This proposed rule is not a “significant energy action” under Executive Order 13211, Actions Concerning Regulations That Significantly Affect Energy Supply, Distribution, or Use because it is not a “significant regulatory action” under Executive Order 12866 and is not likely to have a significant adverse effect on the supply, distribution, or use of energy. The Administrator of the Office of Information and Regulatory Affairs has not designated it as a significant energy action. Therefore, it does not require a Statement of Energy Effects under Executive Order 13211.
This proposed rule does not use technical standards. Therefore, we did not consider the use of voluntary consensus standards.
We have analyzed this proposed rule under Department of Homeland Security Management Directive 023-01 and Commandant Instruction M16475.lD, which guide the Coast Guard in complying with the National Environmental Policy Act of 1969 (NEPA) (42 U.S.C. 4321-4370f), and have made a preliminary determination that this action is one of a category of actions that do not individually or cumulatively have a significant effect on the human environment. This proposed rule involves restricting vessel movement within a regulated navigation area. This rule is categorically excluded from further review under paragraph 34(g) of Figure 2-1 of the Commandant Instruction.
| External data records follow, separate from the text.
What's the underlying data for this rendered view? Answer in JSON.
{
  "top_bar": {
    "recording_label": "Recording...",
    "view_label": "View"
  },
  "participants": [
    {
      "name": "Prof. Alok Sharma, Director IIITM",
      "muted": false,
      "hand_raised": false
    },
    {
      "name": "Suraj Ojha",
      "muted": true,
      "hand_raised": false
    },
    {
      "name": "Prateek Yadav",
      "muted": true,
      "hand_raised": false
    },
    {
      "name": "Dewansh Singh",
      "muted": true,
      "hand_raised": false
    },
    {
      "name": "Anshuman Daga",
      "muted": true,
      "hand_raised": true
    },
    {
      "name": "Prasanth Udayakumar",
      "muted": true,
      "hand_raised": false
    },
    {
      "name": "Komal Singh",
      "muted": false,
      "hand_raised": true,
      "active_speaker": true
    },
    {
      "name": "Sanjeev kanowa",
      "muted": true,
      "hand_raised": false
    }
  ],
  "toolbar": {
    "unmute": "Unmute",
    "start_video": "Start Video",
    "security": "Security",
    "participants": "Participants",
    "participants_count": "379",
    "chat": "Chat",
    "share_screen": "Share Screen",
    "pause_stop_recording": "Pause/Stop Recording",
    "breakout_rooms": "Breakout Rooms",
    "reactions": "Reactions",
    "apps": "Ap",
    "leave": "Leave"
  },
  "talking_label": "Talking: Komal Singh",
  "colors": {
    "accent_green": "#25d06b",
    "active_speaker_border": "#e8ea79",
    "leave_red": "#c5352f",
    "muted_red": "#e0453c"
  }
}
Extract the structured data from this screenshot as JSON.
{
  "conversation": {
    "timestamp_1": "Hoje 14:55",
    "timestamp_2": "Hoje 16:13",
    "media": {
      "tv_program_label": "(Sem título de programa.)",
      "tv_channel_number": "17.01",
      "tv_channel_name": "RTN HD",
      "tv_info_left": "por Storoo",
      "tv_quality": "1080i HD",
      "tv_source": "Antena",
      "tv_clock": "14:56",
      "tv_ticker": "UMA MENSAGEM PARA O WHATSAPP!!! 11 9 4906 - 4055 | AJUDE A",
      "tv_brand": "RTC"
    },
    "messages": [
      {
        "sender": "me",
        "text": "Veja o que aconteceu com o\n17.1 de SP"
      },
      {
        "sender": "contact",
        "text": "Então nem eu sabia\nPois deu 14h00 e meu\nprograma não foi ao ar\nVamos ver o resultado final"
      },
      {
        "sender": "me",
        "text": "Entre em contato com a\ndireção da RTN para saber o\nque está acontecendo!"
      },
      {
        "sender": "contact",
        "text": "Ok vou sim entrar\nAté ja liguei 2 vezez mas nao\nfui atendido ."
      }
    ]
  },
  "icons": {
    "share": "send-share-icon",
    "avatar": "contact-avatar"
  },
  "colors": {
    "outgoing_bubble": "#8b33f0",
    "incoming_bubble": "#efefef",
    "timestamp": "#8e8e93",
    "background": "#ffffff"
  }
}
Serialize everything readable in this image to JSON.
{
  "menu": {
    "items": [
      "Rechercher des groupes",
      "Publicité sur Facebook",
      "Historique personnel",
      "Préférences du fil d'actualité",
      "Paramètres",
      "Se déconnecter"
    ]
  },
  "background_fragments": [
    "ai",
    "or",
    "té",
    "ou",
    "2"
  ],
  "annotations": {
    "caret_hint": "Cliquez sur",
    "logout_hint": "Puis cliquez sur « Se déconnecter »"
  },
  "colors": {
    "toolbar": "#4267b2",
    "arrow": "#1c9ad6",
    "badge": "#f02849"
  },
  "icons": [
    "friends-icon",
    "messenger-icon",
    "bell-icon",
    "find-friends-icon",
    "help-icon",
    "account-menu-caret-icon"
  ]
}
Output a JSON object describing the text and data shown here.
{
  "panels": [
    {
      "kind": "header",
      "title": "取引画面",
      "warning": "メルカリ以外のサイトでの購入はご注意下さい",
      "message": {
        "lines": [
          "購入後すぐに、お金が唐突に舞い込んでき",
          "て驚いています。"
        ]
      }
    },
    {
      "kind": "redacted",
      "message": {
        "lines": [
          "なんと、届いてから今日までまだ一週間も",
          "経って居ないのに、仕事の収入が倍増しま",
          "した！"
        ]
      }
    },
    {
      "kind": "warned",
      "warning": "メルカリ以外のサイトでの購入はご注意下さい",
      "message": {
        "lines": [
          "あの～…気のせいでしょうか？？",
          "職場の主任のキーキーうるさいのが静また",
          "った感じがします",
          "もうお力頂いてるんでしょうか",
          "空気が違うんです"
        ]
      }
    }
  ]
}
A preliminary environmental analysis checklist supporting this determination is available in the docket where indicated under
Harbors, Marine safety, Navigation (water), Reporting and recordkeeping requirements, Security measures, Waterways.
For the reasons discussed in the preamble, the Coast Guard proposes to amend 33 CFR part 165 as follows:
1. The authority citation for part 165 continues to read as follows:
33 U.S.C. 1231; 46 U.S.C. Chapter 701, 3306, 3703; 50 U.S.C. 191, 195; 33 CFR 1.05-1, 6.04-1, 6.04-6, and 160.5; Pub. L. 107-295, 116 Stat. 2064; Department of Homeland Security Delegation No. 0170.1.
2. Add § 165.T01-0623 to read as follows:
(2) In accordance with the general regulations, entry into, anchoring, or movement within this zone, during periods of enforcement, is prohibited unless authorized by the Captain of the Port Long Island Sound (COTP) or the COTP's designated representative.
(3) During periods of enforcement, a speed limit of five knots will be in effect within the regulated area and all vessels must proceed through the area with caution and operate in such a manner as to produce no wake.
(4) During periods of enforcement, all persons and vessels must comply with all orders and directions from the COTP or the COTP's designated representative.
(5) During periods of enforcement, upon being hailed by a U.S. Coast Guard vessel by siren, radio, flashing light or other means, the operator of the vessel must proceed as directed.
(6) Persons and vessels may request permission to enter the zone during periods of enforcement on VHF-16 or via phone at 203-468-4401.
(7) Notwithstanding anything contained in this rule, the Rules of the Road (33 CFR part 84—Subchapter E, inland navigational rules) are still in effect and should be strictly adhered to at all times.
(2) Notice of suspension of enforcement: The COTP may suspend enforcement of the regulated navigation area. If enforcement is suspended, the COTP will cause notice of the suspension of enforcement to be made by all appropriate means to the affected segments of the public. Such means of notification may include, but are not limited to, Broadcast Notice to Mariners
(3) Violations of this regulated navigation area should be reported to the COTP, at 203-468-4401 or on VHF-Channel 16. Persons in violation of this regulated navigation area may be subject to civil or criminal penalties.